*** Block opens ***

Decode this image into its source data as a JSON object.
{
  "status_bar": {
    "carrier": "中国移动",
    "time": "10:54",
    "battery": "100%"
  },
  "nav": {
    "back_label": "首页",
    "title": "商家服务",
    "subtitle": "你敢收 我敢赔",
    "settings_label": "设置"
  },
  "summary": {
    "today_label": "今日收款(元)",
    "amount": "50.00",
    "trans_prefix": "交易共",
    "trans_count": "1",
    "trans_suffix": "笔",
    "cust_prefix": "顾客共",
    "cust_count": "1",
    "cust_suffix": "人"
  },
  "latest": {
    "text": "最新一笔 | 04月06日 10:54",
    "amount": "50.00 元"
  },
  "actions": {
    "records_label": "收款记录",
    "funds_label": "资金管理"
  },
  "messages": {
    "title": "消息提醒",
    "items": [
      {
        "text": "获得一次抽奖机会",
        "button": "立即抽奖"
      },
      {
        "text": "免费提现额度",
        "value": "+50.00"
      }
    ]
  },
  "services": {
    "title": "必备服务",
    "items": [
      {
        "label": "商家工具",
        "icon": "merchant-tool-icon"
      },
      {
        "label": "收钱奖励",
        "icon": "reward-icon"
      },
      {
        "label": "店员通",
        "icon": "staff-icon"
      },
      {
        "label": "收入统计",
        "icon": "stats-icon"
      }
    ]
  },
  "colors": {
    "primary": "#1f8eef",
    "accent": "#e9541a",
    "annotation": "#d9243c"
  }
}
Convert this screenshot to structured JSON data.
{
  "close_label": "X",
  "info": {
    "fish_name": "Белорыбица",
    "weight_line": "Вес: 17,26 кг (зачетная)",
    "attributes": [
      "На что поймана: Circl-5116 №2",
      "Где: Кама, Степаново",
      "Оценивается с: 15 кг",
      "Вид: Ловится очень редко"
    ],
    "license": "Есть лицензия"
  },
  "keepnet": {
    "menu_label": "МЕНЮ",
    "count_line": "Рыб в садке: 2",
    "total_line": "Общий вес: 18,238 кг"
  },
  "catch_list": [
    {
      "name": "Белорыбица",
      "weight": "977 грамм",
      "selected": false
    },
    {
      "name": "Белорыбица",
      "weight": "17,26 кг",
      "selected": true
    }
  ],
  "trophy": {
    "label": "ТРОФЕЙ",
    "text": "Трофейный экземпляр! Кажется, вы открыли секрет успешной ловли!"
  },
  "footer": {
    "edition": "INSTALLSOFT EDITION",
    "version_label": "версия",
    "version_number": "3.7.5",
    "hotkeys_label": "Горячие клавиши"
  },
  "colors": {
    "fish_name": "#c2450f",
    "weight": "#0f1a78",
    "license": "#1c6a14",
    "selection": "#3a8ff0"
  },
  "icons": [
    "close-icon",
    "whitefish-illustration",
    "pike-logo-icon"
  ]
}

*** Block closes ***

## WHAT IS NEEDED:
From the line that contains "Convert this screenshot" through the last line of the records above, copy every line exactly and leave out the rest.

## SOLUTION TO THIS PROBLEM:
Convert this screenshot to structured JSON data.
{
  "close_label": "X",
  "info": {
    "fish_name": "Белорыбица",
    "weight_line": "Вес: 17,26 кг (зачетная)",
    "attributes": [
      "На что поймана: Circl-5116 №2",
      "Где: Кама, Степаново",
      "Оценивается с: 15 кг",
      "Вид: Ловится очень редко"
    ],
    "license": "Есть лицензия"
  },
  "keepnet": {
    "menu_label": "МЕНЮ",
    "count_line": "Рыб в садке: 2",
    "total_line": "Общий вес: 18,238 кг"
  },
  "catch_list": [
    {
      "name": "Белорыбица",
      "weight": "977 грамм",
      "selected": false
    },
    {
      "name": "Белорыбица",
      "weight": "17,26 кг",
      "selected": true
    }
  ],
  "trophy": {
    "label": "ТРОФЕЙ",
    "text": "Трофейный экземпляр! Кажется, вы открыли секрет успешной ловли!"
  },
  "footer": {
    "edition": "INSTALLSOFT EDITION",
    "version_label": "версия",
    "version_number": "3.7.5",
    "hotkeys_label": "Горячие клавиши"
  },
  "colors": {
    "fish_name": "#c2450f",
    "weight": "#0f1a78",
    "license": "#1c6a14",
    "selection": "#3a8ff0"
  },
  "icons": [
    "close-icon",
    "whitefish-illustration",
    "pike-logo-icon"
  ]
}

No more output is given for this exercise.